Whately co. asks Deerfield for industrial park road access
SOUTH DEERFIELD — Bayer MaterialScience LLC, a worldwide producer of high-performance plastics with a factory in Whately, has asked for a hookup to Deerfield’s sewer system and road access to Route 116 through its industrial park.
At a recent selectmen’s meeting this week, Bayer shared its plans to expand its 140,000-square-foot plant to an additional 11 acres in the Whately Industrial Park, just over the Deerfield town line.
Bayer purchased the land, which abuts its current facility, from Fairview Farm owners Alan Sanderson, Alan Sanderson Jr. and Bradley Sanderson of Whately for $786,024 in December.
The company representatives, however, did not know the exact size of the future expansion or how much of the sewer system it would need.
“We don’t have a good answer for how much of the wastewater treatment plant we would use,” said Gary Griswold, a project manager. “We’re starting to research how much water we use.”
Griswold did not want to discuss specific sewer use, stating “we have to clear anything we give to the public through our lawyers.”
The company, however, does not require the sewer hookup or road access to grow and expand, General Manager Shaun Gaus said.
The company is seeking road access to increase public safety along residential roads, Long Plain Road and Pine Street, by diverting truck traffic through the Deerfield Industrial Park to Route 116, Griswold said.
The sewer hookup, he added, would help the company be more sustainable.
The selectmen did not make a decision this week because they want to consider the sewer issues further.
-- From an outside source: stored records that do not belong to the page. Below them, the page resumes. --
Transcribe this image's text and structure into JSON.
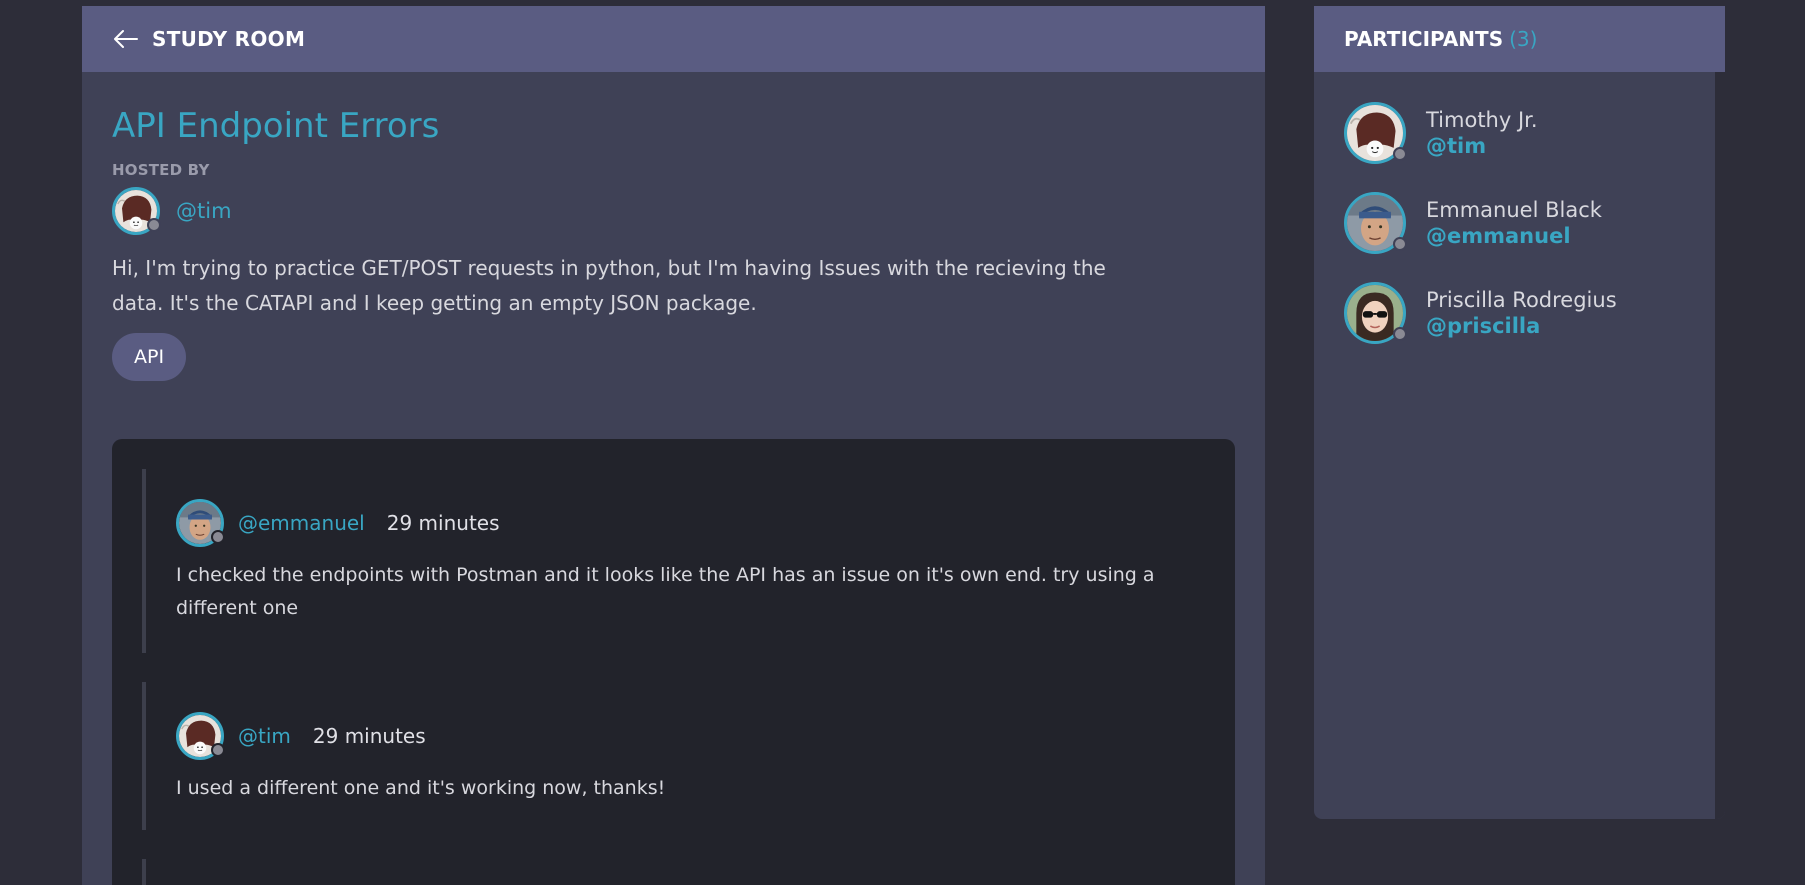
{
  "room": {
    "header_title": "STUDY ROOM",
    "title": "API Endpoint Errors",
    "hosted_by_label": "HOSTED BY",
    "host_handle": "@tim",
    "description": "Hi, I'm trying to practice GET/POST requests in python, but I'm having Issues with the recieving the data. It's the CATAPI and I keep getting an empty JSON package.",
    "topic": "API"
  },
  "messages": [
    {
      "user": "@emmanuel",
      "time": "29 minutes",
      "text": "I checked the endpoints with Postman and it looks like the API has an issue on it's own end. try using a different one"
    },
    {
      "user": "@tim",
      "time": "29 minutes",
      "text": "I used a different one and it's working now, thanks!"
    }
  ],
  "participants": {
    "title": "PARTICIPANTS",
    "count": "(3)",
    "items": [
      {
        "name": "Timothy Jr.",
        "handle": "@tim"
      },
      {
        "name": "Emmanuel Black",
        "handle": "@emmanuel"
      },
      {
        "name": "Priscilla Rodregius",
        "handle": "@priscilla"
      }
    ]
  },
  "colors": {
    "accent": "#39a6c3",
    "header": "#5a5c82",
    "panel": "#3f4156",
    "background": "#2d2d39",
    "conversation": "#22232b"
  }
}
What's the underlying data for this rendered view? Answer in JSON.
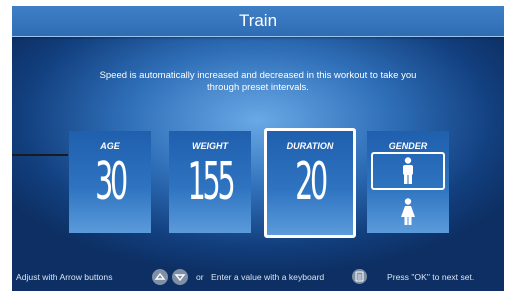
{
  "header": {
    "title": "Train"
  },
  "description": {
    "line1": "Speed is automatically increased and decreased in this workout to take you",
    "line2": "through preset intervals."
  },
  "tiles": [
    {
      "label": "AGE",
      "value": "30"
    },
    {
      "label": "WEIGHT",
      "value": "155"
    },
    {
      "label": "DURATION",
      "value": "20"
    },
    {
      "label": "GENDER",
      "options": [
        "male-icon",
        "female-icon"
      ],
      "selected": "male-icon"
    }
  ],
  "footer": {
    "adjust": "Adjust with Arrow buttons",
    "or": "or",
    "keyboard": "Enter a value with a keyboard",
    "press": "Press \"OK\" to next set."
  },
  "icons": {
    "up": "chevron-up-icon",
    "down": "chevron-down-icon",
    "keyboard": "keypad-icon"
  }
}
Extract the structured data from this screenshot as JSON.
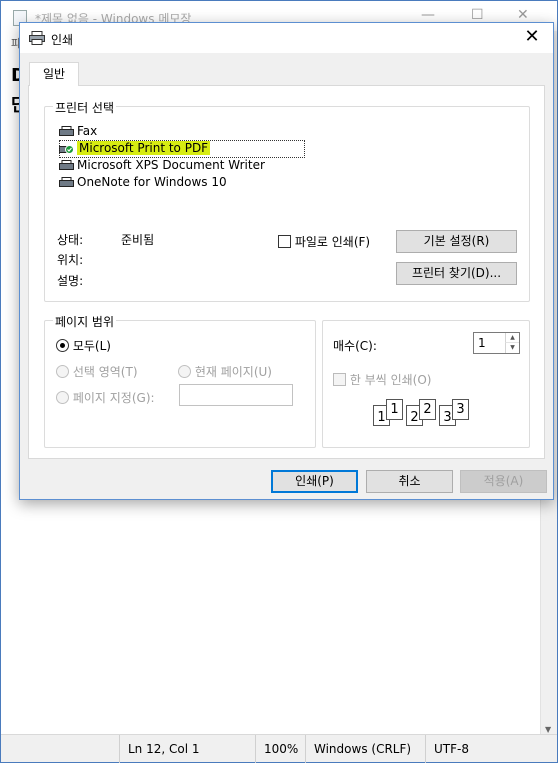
{
  "notepad": {
    "title": "*제목 없음 - Windows 메모장",
    "menu_partial": "파",
    "doc_line1": "D",
    "doc_line2": "단",
    "status": {
      "position": "Ln 12, Col 1",
      "zoom": "100%",
      "line_ending": "Windows (CRLF)",
      "encoding": "UTF-8"
    }
  },
  "dialog": {
    "title": "인쇄",
    "close_glyph": "✕",
    "tab_general": "일반",
    "printer_group": {
      "label": "프린터 선택",
      "printers": [
        {
          "name": "Fax",
          "selected": false,
          "icon": "fax-printer-icon"
        },
        {
          "name": "Microsoft Print to PDF",
          "selected": true,
          "icon": "default-printer-icon"
        },
        {
          "name": "Microsoft XPS Document Writer",
          "selected": false,
          "icon": "printer-icon"
        },
        {
          "name": "OneNote for Windows 10",
          "selected": false,
          "icon": "printer-icon"
        }
      ],
      "status_label": "상태:",
      "status_value": "준비됨",
      "location_label": "위치:",
      "comment_label": "설명:",
      "print_to_file_label": "파일로 인쇄(F)",
      "preferences_button": "기본 설정(R)",
      "find_printer_button": "프린터 찾기(D)..."
    },
    "page_range": {
      "label": "페이지 범위",
      "all": "모두(L)",
      "selection": "선택 영역(T)",
      "current_page": "현재 페이지(U)",
      "pages": "페이지 지정(G):",
      "pages_value": ""
    },
    "copies": {
      "label": "매수(C):",
      "value": "1",
      "collate_label": "한 부씩 인쇄(O)",
      "collate_pages": [
        "1",
        "1",
        "2",
        "2",
        "3",
        "3"
      ]
    },
    "buttons": {
      "print": "인쇄(P)",
      "cancel": "취소",
      "apply": "적용(A)"
    },
    "colors": {
      "selection_highlight": "#d7ec12",
      "default_button_border": "#0078d7",
      "desktop": "#1d5fa8"
    }
  }
}
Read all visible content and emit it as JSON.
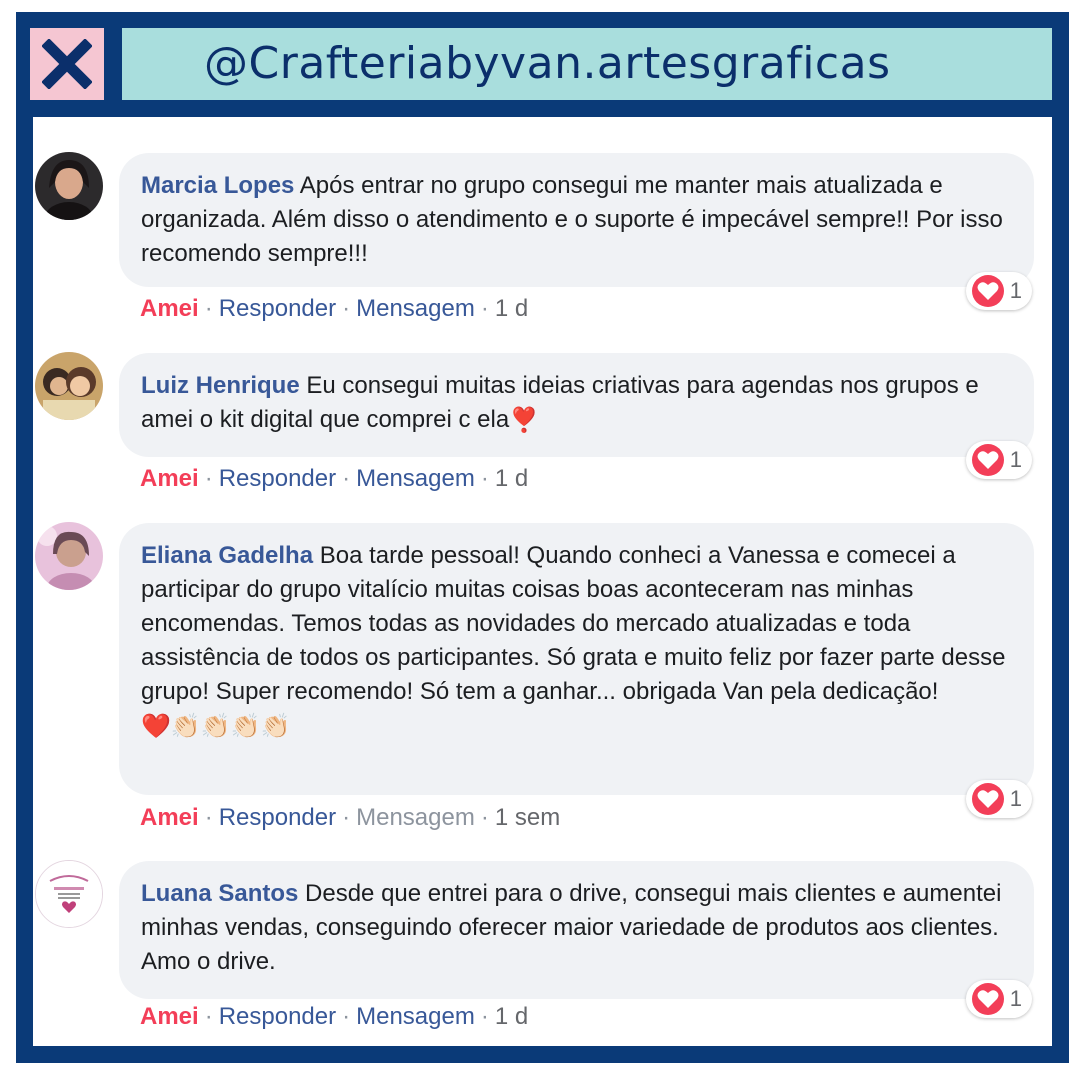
{
  "header": {
    "handle": "@Crafteriabyvan.artesgraficas",
    "close_icon": "close-x-icon",
    "colors": {
      "frame": "#0a3a78",
      "handle_bg": "#a9dedd",
      "close_bg": "#f5c6d2",
      "text": "#0b2f6b"
    }
  },
  "comments": [
    {
      "author": "Marcia Lopes",
      "text": "Após entrar no grupo consegui me manter mais atualizada e organizada. Além disso o atendimento e o suporte é impecável sempre!! Por isso recomendo sempre!!!",
      "actions": {
        "love": "Amei",
        "reply": "Responder",
        "message": "Mensagem",
        "time": "1 d"
      },
      "reaction_count": "1"
    },
    {
      "author": "Luiz Henrique",
      "text": "Eu consegui muitas ideias criativas para agendas nos grupos e amei o kit digital que comprei c ela",
      "emoji": "❣️",
      "actions": {
        "love": "Amei",
        "reply": "Responder",
        "message": "Mensagem",
        "time": "1 d"
      },
      "reaction_count": "1"
    },
    {
      "author": "Eliana Gadelha",
      "text": "Boa tarde pessoal! Quando conheci a Vanessa e comecei a participar do grupo vitalício muitas coisas boas aconteceram nas minhas encomendas. Temos todas as novidades do mercado atualizadas e toda assistência de todos os participantes. Só grata e muito feliz por fazer parte desse grupo! Super recomendo! Só tem a ganhar... obrigada Van pela dedicação!",
      "emoji": "❤️👏🏻👏🏻👏🏻👏🏻",
      "actions": {
        "love": "Amei",
        "reply": "Responder",
        "message": "Mensagem",
        "time": "1 sem"
      },
      "reaction_count": "1"
    },
    {
      "author": "Luana Santos",
      "text": "Desde que entrei para o drive, consegui mais clientes e aumentei minhas vendas, conseguindo oferecer maior variedade de produtos aos clientes. Amo o drive.",
      "actions": {
        "love": "Amei",
        "reply": "Responder",
        "message": "Mensagem",
        "time": "1 d"
      },
      "reaction_count": "1"
    }
  ]
}
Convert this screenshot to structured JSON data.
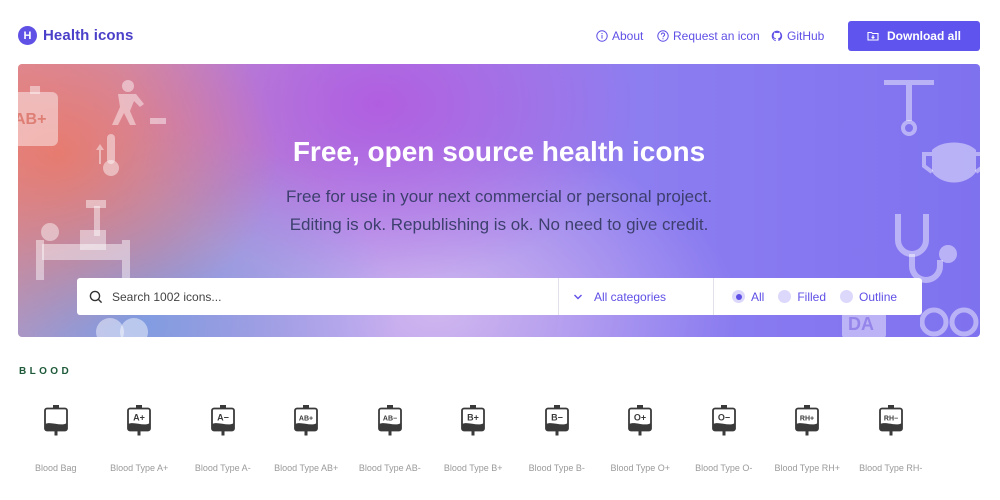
{
  "header": {
    "logo_letter": "H",
    "brand": "Health icons",
    "nav": {
      "about": "About",
      "request": "Request an icon",
      "github": "GitHub"
    },
    "download_label": "Download all"
  },
  "hero": {
    "title": "Free, open source health icons",
    "line1": "Free for use in your next commercial or personal project.",
    "line2": "Editing is ok. Republishing is ok. No need to give credit.",
    "deco_text_ab": "AB+",
    "deco_text_da": "DA"
  },
  "search": {
    "placeholder": "Search 1002 icons...",
    "category_label": "All categories",
    "styles": [
      {
        "label": "All",
        "selected": true
      },
      {
        "label": "Filled",
        "selected": false
      },
      {
        "label": "Outline",
        "selected": false
      }
    ]
  },
  "section": {
    "title": "BLOOD",
    "icons": [
      {
        "label": "Blood Bag",
        "code": ""
      },
      {
        "label": "Blood Type A+",
        "code": "A+"
      },
      {
        "label": "Blood Type A-",
        "code": "A−"
      },
      {
        "label": "Blood Type AB+",
        "code": "AB+"
      },
      {
        "label": "Blood Type AB-",
        "code": "AB−"
      },
      {
        "label": "Blood Type B+",
        "code": "B+"
      },
      {
        "label": "Blood Type B-",
        "code": "B−"
      },
      {
        "label": "Blood Type O+",
        "code": "O+"
      },
      {
        "label": "Blood Type O-",
        "code": "O−"
      },
      {
        "label": "Blood Type RH+",
        "code": "RH+"
      },
      {
        "label": "Blood Type RH-",
        "code": "RH−"
      }
    ]
  },
  "colors": {
    "brand": "#5f50e6",
    "section_title": "#1e5a3a",
    "icon": "#3a3a3a"
  }
}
And the Deerfield Economic Development and Industrial Corp., which decides on the road request, has only two of seven members, and would prefer to wait until the selectmen can appoint more members to replenish the largely dormant board’s ranks.
The question of road access and sewer connection between the two industrial parks has a long history between Deerfield and Whately, which lies in the nature of the parks.
The Deerfield Industrial Park was created in 1977 by the Deerfield Economic Development and Industrial Corp., which was given 40 years to develop the 75-acre park by the federal Economic Development Administration. The deadline runs out in 2017.
The park is owned by the quasi-municipal nonprofit, but it is maintained by the town.
While the Deerfield Industrial Park is connected to town sewer, Whately’s relies on a septic system.
In 1977, when Deerfield created its industrial park on former tobacco farm fields, it invited Whately to partner in the venture, but Whately declined to join.
Later in 1996, the Whately Industrial Park, owned by Sanderson, was created in almost a mirror image of the Deerfield park except while Whately placed new water lines along Long Plain Road and built an access road for the new business park, it did not build a sewer system.
Fairview Way in Whately runs straight up to the town line. Opposite it is Industrial Drive in Deerfield, which leads out onto Route 116.
Dividing the two roads is an acre or less of grass and brush owned by the Deerfield development corporation.
It is that parcel that Bayer MaterialScience wants to cross with a road. While the Deerfield Industrial Park has easy access from Route 116, to access the Whately Industrial Park, trucks and vehicles coming from Route 116 turn onto Pine Street and then turn onto Long Plain Road.
Eighteen years ago, Bayer made the same request, but at the time the company was known as Deerfield Urethane Inc.
At the time, in 1996, Deerfield Urethane had just moved from Deerfield to 9.5 acres in Whately. With the intent to double the size of the company, the manufacturer asked the development corporation for road access between Fairview Way and Industrial Drive.
Deerfield Urethane, along with Whately officials, argued that the expanding businesses of Deerfield Urethane and a new Berkshire Gas facility were increasing truck traffic along Pine Street and Long Plain Road.
The issue came back again between 2000 and 2004 when the Whately Selectmen and Deerfield Urethane repeatedly asked for road access and a neighborhood petition began circulating.
Each time, the Deerfield Selectmen denied the request, stating that the access road through the town’s park would not benefit their town’s residents.
The renewed request is also raising old political questions.
Highway Superintendent Shawn Patterson said there would be plenty of room for Bayer to hook up to the town sewer.
Chief Operator of the Wastewater Treatment Plant, Donald Chappell said the capacity of the South Deerfield plant is 850,000 gallons per day. Right now, the plant is running at 450,000 gallons per day.
“There’s plenty of room for new customers,” Chappell said.
Chappell said Bayer had told him the company needed the sewer hookup for two bathrooms and a break kitchen.
“That’s no big deal for us,” Chappell said.
Yet while Bayer is asking for a sewer hookup to Deerfield, some of the town’s residents and businesses are not on town sewer and rely on expensive private septic systems.
This issue angered town residents on septic systems when Bayer as Deerfield Urethane asked for a sewer hookup in the past.
Residents in the Central Village Zoning District in the South Deerfield area are connected to town sewer along with the Deerfield Industrial Park, Yankee Candle Co. and Channing Bete Co. But those in the commercial zone — properties along Routes 5 and 10 — use septic.